When President-elect Joe Biden takes office in January, his administration could chart a path for encouraging the adoption of electric vehicles in the U.S. Biden, a Democrat who ran against Republican President Donald Trump, has touted an aggressive, $2 trillion climate plan that includes tax credits for EVs and additional charging stations nationwide.
The plan could help automakers that are investing billions in new EVs. But challenges such as the future trajectory of oil prices, consumer preferences and congressional gridlock could interrupt the pace, according to Jeremy Michalek, director of the Vehicle Electrification Group at Carnegie Mellon University in Pittsburgh. Staff Reporter Audrey LaForest spoke with Michalek, 43, about how the shifting political climate in Washington could influence the path of electrification. Here are edited excerpts.

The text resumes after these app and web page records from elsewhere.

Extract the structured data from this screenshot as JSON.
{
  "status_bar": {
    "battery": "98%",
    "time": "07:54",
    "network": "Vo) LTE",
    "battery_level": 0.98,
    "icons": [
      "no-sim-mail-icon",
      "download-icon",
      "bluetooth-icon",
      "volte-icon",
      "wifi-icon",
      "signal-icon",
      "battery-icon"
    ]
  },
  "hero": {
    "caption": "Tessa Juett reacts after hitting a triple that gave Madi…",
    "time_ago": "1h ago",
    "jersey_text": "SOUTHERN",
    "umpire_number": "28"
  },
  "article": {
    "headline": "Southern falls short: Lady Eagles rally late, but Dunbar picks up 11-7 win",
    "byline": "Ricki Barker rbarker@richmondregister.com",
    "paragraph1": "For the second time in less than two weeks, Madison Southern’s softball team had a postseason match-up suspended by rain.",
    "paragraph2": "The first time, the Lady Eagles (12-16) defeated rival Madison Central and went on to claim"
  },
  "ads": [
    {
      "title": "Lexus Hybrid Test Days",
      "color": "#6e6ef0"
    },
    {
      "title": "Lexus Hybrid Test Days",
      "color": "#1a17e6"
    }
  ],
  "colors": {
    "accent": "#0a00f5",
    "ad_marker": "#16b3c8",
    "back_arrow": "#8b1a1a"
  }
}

Q: How might a Biden administration sway the adoption of EVs?